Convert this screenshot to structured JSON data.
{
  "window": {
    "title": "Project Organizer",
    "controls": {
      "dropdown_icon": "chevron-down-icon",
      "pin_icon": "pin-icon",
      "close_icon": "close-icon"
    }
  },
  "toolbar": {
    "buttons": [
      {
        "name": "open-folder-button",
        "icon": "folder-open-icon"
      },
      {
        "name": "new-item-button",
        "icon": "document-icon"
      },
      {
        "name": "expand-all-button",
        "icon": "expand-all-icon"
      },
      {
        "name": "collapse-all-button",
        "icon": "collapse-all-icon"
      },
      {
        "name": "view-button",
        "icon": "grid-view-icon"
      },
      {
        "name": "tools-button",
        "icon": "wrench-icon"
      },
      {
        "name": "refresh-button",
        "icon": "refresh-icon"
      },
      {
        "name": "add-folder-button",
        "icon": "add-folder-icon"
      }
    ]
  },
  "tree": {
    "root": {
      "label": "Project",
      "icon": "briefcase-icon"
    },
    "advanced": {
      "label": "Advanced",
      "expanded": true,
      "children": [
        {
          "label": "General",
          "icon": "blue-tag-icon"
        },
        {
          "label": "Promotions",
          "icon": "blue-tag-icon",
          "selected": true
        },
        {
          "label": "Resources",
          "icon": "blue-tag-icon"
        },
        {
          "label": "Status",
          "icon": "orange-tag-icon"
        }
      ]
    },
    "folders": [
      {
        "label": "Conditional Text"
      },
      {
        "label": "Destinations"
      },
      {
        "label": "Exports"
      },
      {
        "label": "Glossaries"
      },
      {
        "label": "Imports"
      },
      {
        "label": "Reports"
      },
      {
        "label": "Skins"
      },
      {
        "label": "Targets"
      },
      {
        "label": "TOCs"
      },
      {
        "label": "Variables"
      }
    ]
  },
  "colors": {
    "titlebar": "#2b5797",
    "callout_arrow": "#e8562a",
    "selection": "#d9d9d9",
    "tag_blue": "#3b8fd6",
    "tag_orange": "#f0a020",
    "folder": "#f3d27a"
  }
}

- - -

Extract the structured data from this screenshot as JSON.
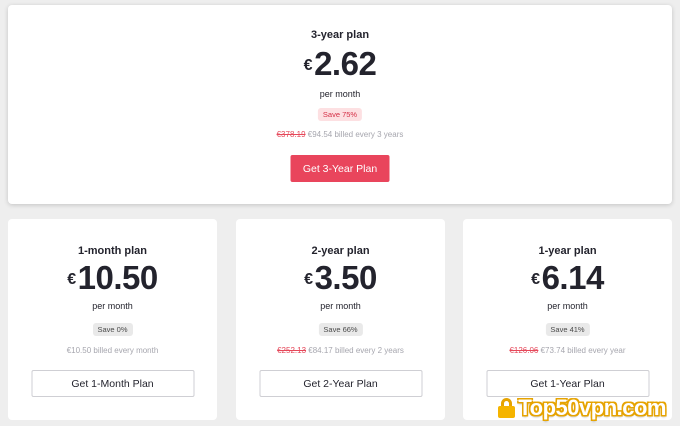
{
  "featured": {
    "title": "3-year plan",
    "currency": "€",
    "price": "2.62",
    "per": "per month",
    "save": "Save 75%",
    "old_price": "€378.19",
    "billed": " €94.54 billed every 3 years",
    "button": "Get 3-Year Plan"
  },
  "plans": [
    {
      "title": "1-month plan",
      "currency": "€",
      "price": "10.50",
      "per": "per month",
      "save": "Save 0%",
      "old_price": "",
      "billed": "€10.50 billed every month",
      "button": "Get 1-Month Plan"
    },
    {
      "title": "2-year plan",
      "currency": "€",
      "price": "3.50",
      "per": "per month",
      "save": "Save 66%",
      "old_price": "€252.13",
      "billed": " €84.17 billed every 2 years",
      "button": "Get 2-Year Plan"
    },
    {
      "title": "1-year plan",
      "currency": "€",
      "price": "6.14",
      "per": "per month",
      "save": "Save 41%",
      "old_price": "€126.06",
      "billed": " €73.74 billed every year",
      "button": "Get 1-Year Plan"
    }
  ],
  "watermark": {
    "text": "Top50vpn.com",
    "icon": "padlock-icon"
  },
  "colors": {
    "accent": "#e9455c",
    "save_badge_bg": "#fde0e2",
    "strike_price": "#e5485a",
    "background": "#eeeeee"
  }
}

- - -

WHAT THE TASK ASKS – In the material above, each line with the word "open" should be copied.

WRITTEN SOLUTION –
        "name": "open-folder-button",
        "icon": "folder-open-icon"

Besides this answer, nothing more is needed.